**What needs to be done:**
A word-for-word copy of the listing that follows is required.
(Beginning of Entries shown)
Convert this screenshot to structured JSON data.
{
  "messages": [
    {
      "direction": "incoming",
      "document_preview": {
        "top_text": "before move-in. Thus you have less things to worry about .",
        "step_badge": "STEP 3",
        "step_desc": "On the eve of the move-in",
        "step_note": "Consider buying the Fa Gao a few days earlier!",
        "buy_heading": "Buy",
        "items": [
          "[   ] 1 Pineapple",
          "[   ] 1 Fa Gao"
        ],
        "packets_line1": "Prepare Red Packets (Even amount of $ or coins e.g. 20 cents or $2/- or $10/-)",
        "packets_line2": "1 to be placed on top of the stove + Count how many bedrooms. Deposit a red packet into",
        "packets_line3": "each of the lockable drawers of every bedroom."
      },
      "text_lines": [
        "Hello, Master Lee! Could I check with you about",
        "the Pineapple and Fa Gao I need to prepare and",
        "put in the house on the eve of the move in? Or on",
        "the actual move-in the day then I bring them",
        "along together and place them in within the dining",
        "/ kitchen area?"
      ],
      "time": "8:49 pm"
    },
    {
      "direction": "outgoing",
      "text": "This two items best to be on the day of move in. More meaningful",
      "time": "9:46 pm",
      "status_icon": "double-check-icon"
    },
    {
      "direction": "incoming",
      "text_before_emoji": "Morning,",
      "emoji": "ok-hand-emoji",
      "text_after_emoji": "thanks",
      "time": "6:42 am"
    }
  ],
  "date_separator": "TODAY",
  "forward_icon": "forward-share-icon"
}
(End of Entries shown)
**Task answer:**
Convert this screenshot to structured JSON data.
{
  "messages": [
    {
      "direction": "incoming",
      "document_preview": {
        "top_text": "before move-in. Thus you have less things to worry about .",
        "step_badge": "STEP 3",
        "step_desc": "On the eve of the move-in",
        "step_note": "Consider buying the Fa Gao a few days earlier!",
        "buy_heading": "Buy",
        "items": [
          "[   ] 1 Pineapple",
          "[   ] 1 Fa Gao"
        ],
        "packets_line1": "Prepare Red Packets (Even amount of $ or coins e.g. 20 cents or $2/- or $10/-)",
        "packets_line2": "1 to be placed on top of the stove + Count how many bedrooms. Deposit a red packet into",
        "packets_line3": "each of the lockable drawers of every bedroom."
      },
      "text_lines": [
        "Hello, Master Lee! Could I check with you about",
        "the Pineapple and Fa Gao I need to prepare and",
        "put in the house on the eve of the move in? Or on",
        "the actual move-in the day then I bring them",
        "along together and place them in within the dining",
        "/ kitchen area?"
      ],
      "time": "8:49 pm"
    },
    {
      "direction": "outgoing",
      "text": "This two items best to be on the day of move in. More meaningful",
      "time": "9:46 pm",
      "status_icon": "double-check-icon"
    },
    {
      "direction": "incoming",
      "text_before_emoji": "Morning,",
      "emoji": "ok-hand-emoji",
      "text_after_emoji": "thanks",
      "time": "6:42 am"
    }
  ],
  "date_separator": "TODAY",
  "forward_icon": "forward-share-icon"
}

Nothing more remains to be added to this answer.